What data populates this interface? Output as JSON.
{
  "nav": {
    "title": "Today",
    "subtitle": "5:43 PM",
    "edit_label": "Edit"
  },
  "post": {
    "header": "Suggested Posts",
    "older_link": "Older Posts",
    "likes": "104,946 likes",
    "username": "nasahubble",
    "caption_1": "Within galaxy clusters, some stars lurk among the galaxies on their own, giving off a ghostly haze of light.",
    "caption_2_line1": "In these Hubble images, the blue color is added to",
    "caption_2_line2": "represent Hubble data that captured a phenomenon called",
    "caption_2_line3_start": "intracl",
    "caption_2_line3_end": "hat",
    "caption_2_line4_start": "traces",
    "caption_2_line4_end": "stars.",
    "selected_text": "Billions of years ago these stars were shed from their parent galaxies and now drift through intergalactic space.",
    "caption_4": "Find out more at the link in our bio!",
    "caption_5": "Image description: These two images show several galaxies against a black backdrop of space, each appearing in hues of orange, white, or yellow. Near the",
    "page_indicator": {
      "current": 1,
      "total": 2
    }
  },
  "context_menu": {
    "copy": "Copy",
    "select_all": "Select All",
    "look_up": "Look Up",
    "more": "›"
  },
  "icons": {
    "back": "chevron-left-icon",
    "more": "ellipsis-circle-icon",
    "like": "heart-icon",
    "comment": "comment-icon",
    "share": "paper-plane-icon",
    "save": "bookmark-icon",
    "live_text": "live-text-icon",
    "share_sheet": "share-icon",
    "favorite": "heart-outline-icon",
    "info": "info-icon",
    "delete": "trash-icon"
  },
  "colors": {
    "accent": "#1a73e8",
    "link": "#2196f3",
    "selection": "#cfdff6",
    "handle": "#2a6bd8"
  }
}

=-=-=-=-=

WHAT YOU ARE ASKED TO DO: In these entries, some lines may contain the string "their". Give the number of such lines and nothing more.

ANSWER TO THE EXERCISE: 2